## Exercise
Select all lines in the records that include "SVCD".

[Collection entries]
▬▬▬

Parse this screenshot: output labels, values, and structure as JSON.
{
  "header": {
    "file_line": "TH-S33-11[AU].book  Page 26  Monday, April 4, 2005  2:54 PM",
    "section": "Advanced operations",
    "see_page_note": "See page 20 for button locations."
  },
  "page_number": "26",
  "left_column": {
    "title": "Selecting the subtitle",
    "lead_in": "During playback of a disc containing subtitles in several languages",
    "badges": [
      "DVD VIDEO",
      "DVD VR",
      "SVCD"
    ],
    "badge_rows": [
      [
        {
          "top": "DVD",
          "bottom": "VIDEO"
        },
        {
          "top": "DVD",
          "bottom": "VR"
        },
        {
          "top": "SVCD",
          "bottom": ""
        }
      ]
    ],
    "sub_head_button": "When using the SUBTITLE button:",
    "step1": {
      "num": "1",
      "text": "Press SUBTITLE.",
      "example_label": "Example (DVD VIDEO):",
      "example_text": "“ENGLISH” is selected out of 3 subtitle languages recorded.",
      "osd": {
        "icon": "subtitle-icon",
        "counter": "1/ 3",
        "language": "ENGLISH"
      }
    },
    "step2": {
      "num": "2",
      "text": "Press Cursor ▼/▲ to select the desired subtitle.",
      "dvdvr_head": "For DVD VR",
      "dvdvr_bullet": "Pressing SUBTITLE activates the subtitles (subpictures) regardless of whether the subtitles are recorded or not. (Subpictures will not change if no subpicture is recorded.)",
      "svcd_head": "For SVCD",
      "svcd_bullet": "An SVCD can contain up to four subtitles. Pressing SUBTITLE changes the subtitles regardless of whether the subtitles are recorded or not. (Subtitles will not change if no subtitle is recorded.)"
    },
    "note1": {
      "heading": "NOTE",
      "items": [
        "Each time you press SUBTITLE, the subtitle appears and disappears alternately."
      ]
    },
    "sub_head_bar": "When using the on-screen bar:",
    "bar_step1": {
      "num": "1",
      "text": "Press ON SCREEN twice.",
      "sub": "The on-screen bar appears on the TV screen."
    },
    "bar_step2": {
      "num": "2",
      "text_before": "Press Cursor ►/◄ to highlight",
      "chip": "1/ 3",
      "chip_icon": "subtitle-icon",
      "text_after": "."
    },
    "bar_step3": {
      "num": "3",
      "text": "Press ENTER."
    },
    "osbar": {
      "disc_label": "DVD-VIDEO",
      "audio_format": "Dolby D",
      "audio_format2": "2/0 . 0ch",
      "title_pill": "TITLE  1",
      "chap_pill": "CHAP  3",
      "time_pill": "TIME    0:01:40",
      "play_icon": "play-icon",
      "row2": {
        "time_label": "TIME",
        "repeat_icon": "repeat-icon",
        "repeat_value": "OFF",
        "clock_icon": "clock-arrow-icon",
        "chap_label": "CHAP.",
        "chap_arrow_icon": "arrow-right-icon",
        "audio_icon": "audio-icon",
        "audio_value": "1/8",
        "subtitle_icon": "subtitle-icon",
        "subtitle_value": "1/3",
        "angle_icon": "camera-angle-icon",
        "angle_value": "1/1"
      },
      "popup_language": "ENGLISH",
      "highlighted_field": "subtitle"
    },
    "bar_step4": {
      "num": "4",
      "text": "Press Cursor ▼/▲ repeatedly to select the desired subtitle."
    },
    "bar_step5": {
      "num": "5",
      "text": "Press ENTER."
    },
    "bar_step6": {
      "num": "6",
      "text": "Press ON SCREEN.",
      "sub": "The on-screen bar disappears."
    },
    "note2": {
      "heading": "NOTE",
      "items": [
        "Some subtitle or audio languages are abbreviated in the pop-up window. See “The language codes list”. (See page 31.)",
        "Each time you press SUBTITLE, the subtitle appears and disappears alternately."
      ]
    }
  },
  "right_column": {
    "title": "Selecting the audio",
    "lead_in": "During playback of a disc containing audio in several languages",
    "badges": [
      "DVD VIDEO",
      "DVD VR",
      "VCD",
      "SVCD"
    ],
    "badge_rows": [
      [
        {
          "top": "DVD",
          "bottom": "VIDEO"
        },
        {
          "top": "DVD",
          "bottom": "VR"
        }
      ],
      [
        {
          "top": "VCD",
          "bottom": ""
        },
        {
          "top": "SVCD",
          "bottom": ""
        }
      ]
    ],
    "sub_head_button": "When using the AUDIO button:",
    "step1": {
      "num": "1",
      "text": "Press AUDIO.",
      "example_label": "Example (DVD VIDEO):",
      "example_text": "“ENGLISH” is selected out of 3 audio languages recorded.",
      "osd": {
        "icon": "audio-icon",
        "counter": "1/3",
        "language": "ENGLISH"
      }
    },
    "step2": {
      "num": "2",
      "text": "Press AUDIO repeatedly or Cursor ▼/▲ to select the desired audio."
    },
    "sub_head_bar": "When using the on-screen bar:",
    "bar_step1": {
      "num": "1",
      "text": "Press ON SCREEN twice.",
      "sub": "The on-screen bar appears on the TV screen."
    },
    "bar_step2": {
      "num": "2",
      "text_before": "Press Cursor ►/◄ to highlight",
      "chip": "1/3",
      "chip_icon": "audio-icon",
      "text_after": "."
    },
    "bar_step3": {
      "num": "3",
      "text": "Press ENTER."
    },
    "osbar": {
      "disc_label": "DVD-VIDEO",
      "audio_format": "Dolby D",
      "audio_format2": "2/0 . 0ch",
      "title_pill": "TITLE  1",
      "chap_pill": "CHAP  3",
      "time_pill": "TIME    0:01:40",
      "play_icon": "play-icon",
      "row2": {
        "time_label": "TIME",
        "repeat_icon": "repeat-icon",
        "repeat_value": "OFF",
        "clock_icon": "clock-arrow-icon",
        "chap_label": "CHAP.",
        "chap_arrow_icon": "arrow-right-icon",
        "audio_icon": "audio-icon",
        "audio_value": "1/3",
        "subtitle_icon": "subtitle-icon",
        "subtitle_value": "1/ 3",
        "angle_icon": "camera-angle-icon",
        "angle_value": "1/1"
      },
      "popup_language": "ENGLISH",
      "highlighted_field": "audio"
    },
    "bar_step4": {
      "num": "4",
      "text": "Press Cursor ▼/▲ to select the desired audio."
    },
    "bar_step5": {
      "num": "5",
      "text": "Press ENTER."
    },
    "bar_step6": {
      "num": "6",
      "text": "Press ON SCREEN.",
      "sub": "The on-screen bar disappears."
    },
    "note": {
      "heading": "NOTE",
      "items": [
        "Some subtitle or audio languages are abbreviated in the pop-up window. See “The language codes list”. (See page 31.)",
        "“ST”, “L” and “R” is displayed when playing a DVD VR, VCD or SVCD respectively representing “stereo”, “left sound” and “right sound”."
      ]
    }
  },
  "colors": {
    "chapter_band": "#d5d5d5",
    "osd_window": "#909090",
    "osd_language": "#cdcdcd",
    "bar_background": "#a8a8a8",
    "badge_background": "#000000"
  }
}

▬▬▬

## Response below
      "SVCD"
          "top": "SVCD",
      "svcd_head": "For SVCD",
      "svcd_bullet": "An SVCD can contain up to four subtitles. Pressing SUBTITLE changes the subtitles regardless of whether the subtitles are recorded or not. (Subtitles will not change if no subtitle is recorded.)"
      "SVCD"
          "top": "SVCD",
        "“ST”, “L” and “R” is displayed when playing a DVD VR, VCD or SVCD respectively representing “stereo”, “left sound” and “right sound”."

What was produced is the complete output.